Shots classified by usage

Instructional Video Production 4(1+3)

Lesson 06: Types of Shots

Shots classified by usage

Directors, camerapersons, and editors also classify shots as master shot, point-of-view (POV) shot, over-the-shoulder (OTS) shot, and cut-ins and cut-aways.

Master shot The master shot is normally the long shot in which the entire scene is played out. Closer shots in other angles may be shot later and ed­ited into the master shot. The master shot is usually an objective shot, usu­ally shot from the point of view of an imaginary viewer outside the scene.

Point-of-view shot The POV shot is from the viewpoint of one of the per­formers in a scene. It is also called a subjective shot.

Pan/tilt To follow action. To include or ex­clude subjects. To show spatial relationships. To shift attention. To build or clear suspense. To show panoramic views.


Dolly/track in To exclude some objects. To focus attention on part of action. To shift emphasis on an object or part of action. To create subjective movements. Increase emotional tension within the frame. To decrease field of view. To get closer to objects.

Dolly/track out To increase field of view. To go farther away from objects. To include more objects. To create subjective move­ments. Decrease tension.

Truck/crab right/left To follow moving subjects across the screen. To reveal context. To create subjective movements. To emphasize depth of field.

Arc left/right To provide fresh point of view. Exclude or include background or fore-ground. To reframe a shot. To provide subject's position vis-a-vis the set/Location. To avoid transitions and maintain continuity.

Zoom in/out To adjust framing by remov­ing or including certain objects. To get a big­ger view of far away objects or get a wider shot when the normal Lens cannot provide the desired field of view. Increase or decrease depth of field. To increase flexibility in terms of production. To produce distorted images or otherwise.

Ped up/down To show the relationship be­tween foreground and background. Ped up helps in seeing foreground and overall action even while decreasing the significance of the primary subject. Ped down helps see primary subjects in the foreground and Lends signifi­cance to them. Ped up and ped down to­gether provide fresh view points.

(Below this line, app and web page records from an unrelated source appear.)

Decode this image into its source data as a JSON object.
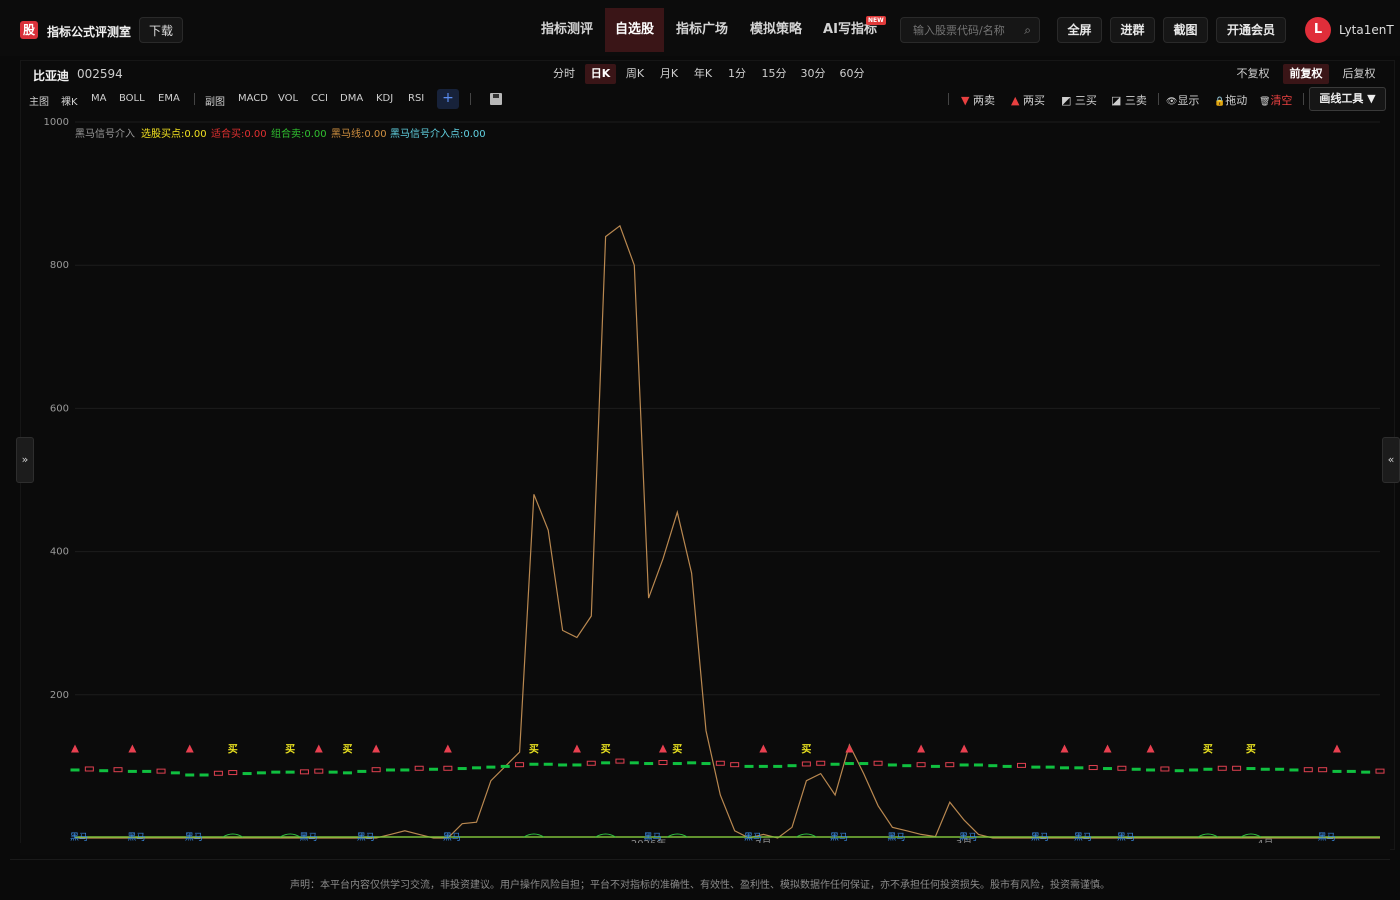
{
  "header": {
    "logo_text": "股",
    "app_title": "指标公式评测室",
    "download_label": "下载",
    "nav": [
      {
        "label": "指标测评",
        "active": false
      },
      {
        "label": "自选股",
        "active": true
      },
      {
        "label": "指标广场",
        "active": false
      },
      {
        "label": "模拟策略",
        "active": false
      },
      {
        "label": "AI写指标",
        "active": false
      }
    ],
    "new_badge": "NEW",
    "search_placeholder": "输入股票代码/名称",
    "buttons": [
      "全屏",
      "进群",
      "截图",
      "开通会员"
    ],
    "avatar_letter": "L",
    "username": "Lyta1enT"
  },
  "stock": {
    "name": "比亚迪",
    "code": "002594"
  },
  "periods": [
    "分时",
    "日K",
    "周K",
    "月K",
    "年K",
    "1分",
    "15分",
    "30分",
    "60分"
  ],
  "active_period": "日K",
  "adjust": [
    "不复权",
    "前复权",
    "后复权"
  ],
  "active_adjust": "前复权",
  "indicators_main": [
    "主图",
    "裸K",
    "MA",
    "BOLL",
    "EMA"
  ],
  "indicators_sub": [
    "副图",
    "MACD",
    "VOL",
    "CCI",
    "DMA",
    "KDJ",
    "RSI"
  ],
  "plus_label": "+",
  "tools": [
    {
      "label": "两卖",
      "icon": "▼",
      "color": "#e84040"
    },
    {
      "label": "两买",
      "icon": "▲",
      "color": "#e84040"
    },
    {
      "label": "三买",
      "icon": "◩",
      "color": "#d0d0d0"
    },
    {
      "label": "三卖",
      "icon": "◪",
      "color": "#d0d0d0"
    },
    {
      "label": "显示",
      "icon": "👁",
      "color": "#d0d0d0"
    },
    {
      "label": "拖动",
      "icon": "🔒",
      "color": "#e8c840"
    },
    {
      "label": "清空",
      "icon": "🗑",
      "color": "#e84040"
    }
  ],
  "draw_tools_label": "画线工具 ▼",
  "legend": [
    {
      "text": "黑马信号介入",
      "color": "#9a9a9a"
    },
    {
      "text": "选股买点:0.00",
      "color": "#f0e020"
    },
    {
      "text": "适合买:0.00",
      "color": "#e03030"
    },
    {
      "text": "组合卖:0.00",
      "color": "#30c030"
    },
    {
      "text": "黑马线:0.00",
      "color": "#d09040"
    },
    {
      "text": "黑马信号介入点:0.00",
      "color": "#60d0e0"
    }
  ],
  "side_left": "»",
  "side_right": "«",
  "disclaimer": "声明：本平台内容仅供学习交流，非投资建议。用户操作风险自担；平台不对指标的准确性、有效性、盈利性、模拟数据作任何保证，亦不承担任何投资损失。股市有风险，投资需谨慎。",
  "chart_data": {
    "type": "line",
    "ylim": [
      0,
      1000
    ],
    "yticks": [
      1000,
      800,
      600,
      400,
      200
    ],
    "x_labels": [
      "2026年",
      "2月",
      "3月",
      "4月"
    ],
    "marker_labels": {
      "buy": "买",
      "dark_horse": "黑马"
    },
    "series": [
      {
        "name": "黑马线",
        "values": [
          0,
          0,
          0,
          0,
          0,
          0,
          0,
          0,
          0,
          0,
          0,
          0,
          0,
          0,
          0,
          0,
          0,
          0,
          0,
          0,
          0,
          0,
          5,
          10,
          5,
          0,
          0,
          20,
          22,
          80,
          100,
          120,
          480,
          430,
          290,
          280,
          310,
          840,
          855,
          800,
          335,
          390,
          455,
          370,
          150,
          60,
          10,
          0,
          5,
          0,
          15,
          80,
          90,
          60,
          130,
          90,
          45,
          15,
          10,
          5,
          2,
          50,
          25,
          5,
          0,
          0,
          0,
          0,
          0,
          0,
          0,
          0,
          0,
          0,
          0,
          0,
          0,
          0,
          0,
          0,
          0,
          0,
          0,
          0,
          0,
          0,
          0,
          0,
          0,
          0,
          0,
          0
        ]
      },
      {
        "name": "K线",
        "values": [
          95,
          95,
          94,
          94,
          93,
          93,
          92,
          91,
          88,
          88,
          89,
          90,
          90,
          91,
          92,
          92,
          91,
          92,
          92,
          91,
          93,
          94,
          95,
          95,
          96,
          96,
          96,
          97,
          98,
          99,
          100,
          101,
          103,
          103,
          102,
          102,
          103,
          105,
          106,
          105,
          104,
          104,
          104,
          105,
          104,
          103,
          101,
          100,
          100,
          100,
          101,
          102,
          103,
          103,
          104,
          104,
          103,
          102,
          101,
          101,
          100,
          101,
          102,
          102,
          101,
          100,
          100,
          99,
          99,
          98,
          98,
          97,
          97,
          96,
          96,
          95,
          95,
          94,
          95,
          96,
          96,
          96,
          97,
          96,
          96,
          95,
          94,
          94,
          93,
          93,
          92,
          92
        ]
      }
    ]
  }
}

Over-the-shoulder shot The OTS may use­fully link two or more participants in a con­versation; the camera looks at someone over the shoulder of the camera-near per­son (Fig. 1.14). This is also a subjective shot.

Cut-ins and cut-aways Directors and edi­tors are fond of camerapersons who shoot a lot of cut-ins and cut-aways. These shots come in handy while editing a programme and may be inserted into the programme to

Fig. 1 . 14 Over-the-shoulder shot speed up the editing, compress time, or to
cover a hiatus in the action During a rou­tine interview, shots of the interviewer or of the interviewee's hands, of objects around the room are examples of cut-ins, whereas cutting to shots of objects that the interviewee is referring to outside the geographical area of the interview (for example, shots of trains, platforms, etc. edited into an interview with a railway minister) are called cut-aways. In a documentary interview, the subject talks about how the construction of a bridge has helped the village in more than one way, and we see a long shot of the bridge, people crossing the bridge, farmers taking potatoes across the bridge, etc. All the shots that the editor cuts to during such an interview are cut-aways.

Say you want to shoot a cooking show and the actual cooking time is about 30 minutes. You may not, however, want to show the dish being cooked for 30 minutes. This is how you could edit the shoot. In the first shot show the vessel on the stove flame. In the next shot show the boiling of vegetables. Now cut in to an ECU of the flame. This cut-in suggests that the dish has been cooked. Next cut to a close-up of the dish in the vessel. This edited scene of cooking the dish hardly takes about 10 seconds! Cut-ins and cut-aways also serve to telescope action, that is, they help in collapsing ac­tual time to appropriate screen time. Let us take another example. Say you are editing an interview with a scientist in a garden. You cut-away from the scientist to shots of his laboratory. The shots of the laboratory inserted into the interview constitute cut-aways. Later you cut to an MLS of the scientist looking into a microscope. You then cut-in with close shots of the scientist's hands and his eyes peering into the microscope. The cut-away turns to look at a related subject or a separate action. The cut-in cuts into the main action by taking a close-up. In common parlance it is called an insert shot.

Last modified: Saturday, 21 April 2012, 1:10 PM